Stathis Kouvelakis: Syriza’s Rise and Fall. New Left Review 97, January-February 2016.
Could you explain in more detail the stages of
Syriza’s evolution after the June 2012 elections, when it emerged as the
national opposition with 27 per cent of the vote?
the 2012 elections there was a general perception that it was just a
matter of time before Syriza took office, one way or another. The
Tsipras leadership made very clear and, in a sense, very tough decisions
in that summer of 2012, about the party’s line and about the type of
party they wanted. First, they needed to turn a coalition of disparate
organizations into a unified party; this was quite widely recognized,
and there was no real disagreement about it. They also wanted to use the
unification process to transform the culture of the party and its
organizational structure at a very deep level.
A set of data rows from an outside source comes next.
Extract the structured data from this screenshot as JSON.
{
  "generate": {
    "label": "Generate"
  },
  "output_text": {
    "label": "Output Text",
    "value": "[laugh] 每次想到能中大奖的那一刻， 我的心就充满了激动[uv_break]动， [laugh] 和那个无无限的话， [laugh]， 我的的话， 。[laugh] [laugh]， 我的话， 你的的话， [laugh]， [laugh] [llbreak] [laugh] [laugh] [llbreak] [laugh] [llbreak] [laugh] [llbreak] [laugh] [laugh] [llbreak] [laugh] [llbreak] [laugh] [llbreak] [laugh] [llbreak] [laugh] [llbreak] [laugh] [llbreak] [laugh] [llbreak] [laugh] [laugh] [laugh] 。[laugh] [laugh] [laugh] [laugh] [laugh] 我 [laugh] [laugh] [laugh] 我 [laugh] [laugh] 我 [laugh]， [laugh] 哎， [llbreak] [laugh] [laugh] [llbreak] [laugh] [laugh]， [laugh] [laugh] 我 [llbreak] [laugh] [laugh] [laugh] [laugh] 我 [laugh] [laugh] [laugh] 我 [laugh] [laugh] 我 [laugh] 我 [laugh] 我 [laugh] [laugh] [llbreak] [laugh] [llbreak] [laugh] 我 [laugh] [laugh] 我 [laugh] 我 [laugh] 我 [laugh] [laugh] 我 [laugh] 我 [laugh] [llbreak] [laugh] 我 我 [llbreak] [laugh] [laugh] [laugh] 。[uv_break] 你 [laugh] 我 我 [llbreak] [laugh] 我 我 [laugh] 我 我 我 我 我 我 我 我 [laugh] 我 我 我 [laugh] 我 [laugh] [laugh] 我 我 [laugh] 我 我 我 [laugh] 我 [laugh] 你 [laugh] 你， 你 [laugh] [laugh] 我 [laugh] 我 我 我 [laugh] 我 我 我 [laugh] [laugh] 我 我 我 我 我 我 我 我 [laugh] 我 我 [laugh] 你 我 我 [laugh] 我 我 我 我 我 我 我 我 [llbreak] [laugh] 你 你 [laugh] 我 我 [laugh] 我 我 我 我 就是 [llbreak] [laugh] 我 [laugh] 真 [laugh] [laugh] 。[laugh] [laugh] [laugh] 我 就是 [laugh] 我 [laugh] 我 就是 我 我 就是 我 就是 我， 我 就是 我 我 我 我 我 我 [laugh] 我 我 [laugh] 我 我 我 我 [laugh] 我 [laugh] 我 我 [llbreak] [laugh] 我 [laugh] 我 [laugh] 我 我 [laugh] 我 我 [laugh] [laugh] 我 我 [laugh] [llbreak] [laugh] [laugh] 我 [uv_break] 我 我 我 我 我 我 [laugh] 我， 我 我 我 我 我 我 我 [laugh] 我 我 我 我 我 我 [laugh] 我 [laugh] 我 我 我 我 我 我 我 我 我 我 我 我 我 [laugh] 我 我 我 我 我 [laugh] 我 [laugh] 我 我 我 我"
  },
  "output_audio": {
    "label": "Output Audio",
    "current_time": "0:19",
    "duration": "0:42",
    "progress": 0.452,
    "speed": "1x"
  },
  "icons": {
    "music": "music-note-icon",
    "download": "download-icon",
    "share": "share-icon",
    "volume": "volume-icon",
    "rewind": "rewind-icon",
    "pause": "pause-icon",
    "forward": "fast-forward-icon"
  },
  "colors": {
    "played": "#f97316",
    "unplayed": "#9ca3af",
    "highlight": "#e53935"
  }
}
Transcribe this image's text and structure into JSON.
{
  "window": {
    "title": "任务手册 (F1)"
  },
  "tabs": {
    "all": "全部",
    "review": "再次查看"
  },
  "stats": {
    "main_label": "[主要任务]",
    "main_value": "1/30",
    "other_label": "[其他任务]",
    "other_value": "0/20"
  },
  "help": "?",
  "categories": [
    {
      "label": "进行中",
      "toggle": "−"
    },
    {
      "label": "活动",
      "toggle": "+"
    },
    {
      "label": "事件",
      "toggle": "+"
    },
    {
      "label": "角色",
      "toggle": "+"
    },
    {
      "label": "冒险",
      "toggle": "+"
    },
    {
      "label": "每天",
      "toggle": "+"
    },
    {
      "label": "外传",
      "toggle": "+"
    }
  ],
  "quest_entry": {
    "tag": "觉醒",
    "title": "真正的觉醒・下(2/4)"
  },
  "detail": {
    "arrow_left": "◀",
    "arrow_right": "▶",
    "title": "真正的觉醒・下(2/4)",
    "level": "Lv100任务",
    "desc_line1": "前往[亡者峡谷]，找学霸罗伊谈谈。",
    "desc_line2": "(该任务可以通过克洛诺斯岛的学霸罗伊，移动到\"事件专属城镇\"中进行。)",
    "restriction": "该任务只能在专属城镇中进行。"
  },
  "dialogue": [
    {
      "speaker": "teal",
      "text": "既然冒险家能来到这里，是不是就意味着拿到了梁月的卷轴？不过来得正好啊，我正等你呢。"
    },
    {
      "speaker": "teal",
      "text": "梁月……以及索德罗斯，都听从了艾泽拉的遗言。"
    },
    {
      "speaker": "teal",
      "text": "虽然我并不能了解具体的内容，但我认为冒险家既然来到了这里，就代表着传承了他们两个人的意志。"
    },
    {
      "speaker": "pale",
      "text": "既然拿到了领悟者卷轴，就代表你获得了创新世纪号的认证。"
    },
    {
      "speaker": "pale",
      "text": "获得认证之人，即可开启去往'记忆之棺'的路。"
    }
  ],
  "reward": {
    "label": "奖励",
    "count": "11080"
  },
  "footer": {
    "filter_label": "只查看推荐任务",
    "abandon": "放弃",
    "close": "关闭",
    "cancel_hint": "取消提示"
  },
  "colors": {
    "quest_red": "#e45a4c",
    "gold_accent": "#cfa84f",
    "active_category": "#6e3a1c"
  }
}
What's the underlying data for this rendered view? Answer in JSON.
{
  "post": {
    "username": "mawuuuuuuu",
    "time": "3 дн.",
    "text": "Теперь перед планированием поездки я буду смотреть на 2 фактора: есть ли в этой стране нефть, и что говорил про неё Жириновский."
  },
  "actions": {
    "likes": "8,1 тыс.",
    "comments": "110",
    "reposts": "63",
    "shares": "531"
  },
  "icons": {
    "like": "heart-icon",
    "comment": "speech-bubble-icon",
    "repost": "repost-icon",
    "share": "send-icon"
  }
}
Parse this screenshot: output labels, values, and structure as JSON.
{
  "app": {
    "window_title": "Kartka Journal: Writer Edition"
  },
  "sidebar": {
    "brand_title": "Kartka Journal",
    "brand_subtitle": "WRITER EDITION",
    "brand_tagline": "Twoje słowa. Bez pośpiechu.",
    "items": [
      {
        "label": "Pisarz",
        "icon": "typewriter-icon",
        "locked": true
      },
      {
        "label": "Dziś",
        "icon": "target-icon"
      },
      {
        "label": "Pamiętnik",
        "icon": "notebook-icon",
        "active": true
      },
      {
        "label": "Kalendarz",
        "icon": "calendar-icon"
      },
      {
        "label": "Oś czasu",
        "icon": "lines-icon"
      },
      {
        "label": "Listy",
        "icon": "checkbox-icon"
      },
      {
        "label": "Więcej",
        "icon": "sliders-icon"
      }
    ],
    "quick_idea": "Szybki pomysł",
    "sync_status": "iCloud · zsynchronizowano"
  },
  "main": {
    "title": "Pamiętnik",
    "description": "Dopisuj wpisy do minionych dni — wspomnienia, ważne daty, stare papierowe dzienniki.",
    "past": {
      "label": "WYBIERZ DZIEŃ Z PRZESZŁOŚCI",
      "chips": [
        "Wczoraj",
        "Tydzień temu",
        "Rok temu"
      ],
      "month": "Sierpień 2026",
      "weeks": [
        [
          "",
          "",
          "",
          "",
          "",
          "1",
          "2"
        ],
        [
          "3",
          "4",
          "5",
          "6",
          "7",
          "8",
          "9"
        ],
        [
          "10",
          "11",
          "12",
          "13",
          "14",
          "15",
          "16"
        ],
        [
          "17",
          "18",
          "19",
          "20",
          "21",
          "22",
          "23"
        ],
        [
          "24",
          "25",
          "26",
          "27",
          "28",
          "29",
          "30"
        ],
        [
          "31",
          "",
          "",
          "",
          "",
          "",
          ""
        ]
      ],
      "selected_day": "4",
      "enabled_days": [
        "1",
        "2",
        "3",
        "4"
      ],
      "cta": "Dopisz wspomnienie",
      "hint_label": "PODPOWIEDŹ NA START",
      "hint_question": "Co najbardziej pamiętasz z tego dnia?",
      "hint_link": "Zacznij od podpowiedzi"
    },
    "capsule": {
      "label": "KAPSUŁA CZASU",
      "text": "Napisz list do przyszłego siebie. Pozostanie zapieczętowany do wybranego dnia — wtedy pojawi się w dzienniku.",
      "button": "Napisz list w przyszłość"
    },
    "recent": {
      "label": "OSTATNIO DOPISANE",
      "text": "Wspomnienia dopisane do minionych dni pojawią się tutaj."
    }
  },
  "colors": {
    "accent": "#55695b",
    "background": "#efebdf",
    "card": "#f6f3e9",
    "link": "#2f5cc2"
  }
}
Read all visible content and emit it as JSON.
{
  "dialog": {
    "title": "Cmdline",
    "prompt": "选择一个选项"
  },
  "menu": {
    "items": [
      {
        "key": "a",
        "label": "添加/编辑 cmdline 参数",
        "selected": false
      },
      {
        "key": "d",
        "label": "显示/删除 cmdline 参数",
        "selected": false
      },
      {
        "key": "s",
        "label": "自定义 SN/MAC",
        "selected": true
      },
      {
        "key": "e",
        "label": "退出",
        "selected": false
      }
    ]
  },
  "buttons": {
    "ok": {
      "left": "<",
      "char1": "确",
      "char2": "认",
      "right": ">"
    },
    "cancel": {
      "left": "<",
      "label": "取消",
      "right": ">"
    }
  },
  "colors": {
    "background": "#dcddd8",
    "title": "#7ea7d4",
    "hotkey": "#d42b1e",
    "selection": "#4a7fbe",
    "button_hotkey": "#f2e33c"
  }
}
Instead of a push to
recruit people who’d been active in the social mobilizations of the
period, the aim was to open the gates to the sort of people who want to
join a party when they think it has a serious chance of accessing
power—clientelist mentalities and habits are very deeply rooted in Greek
society, including in the popular classes; there’s a type of
micromanagement of social relations.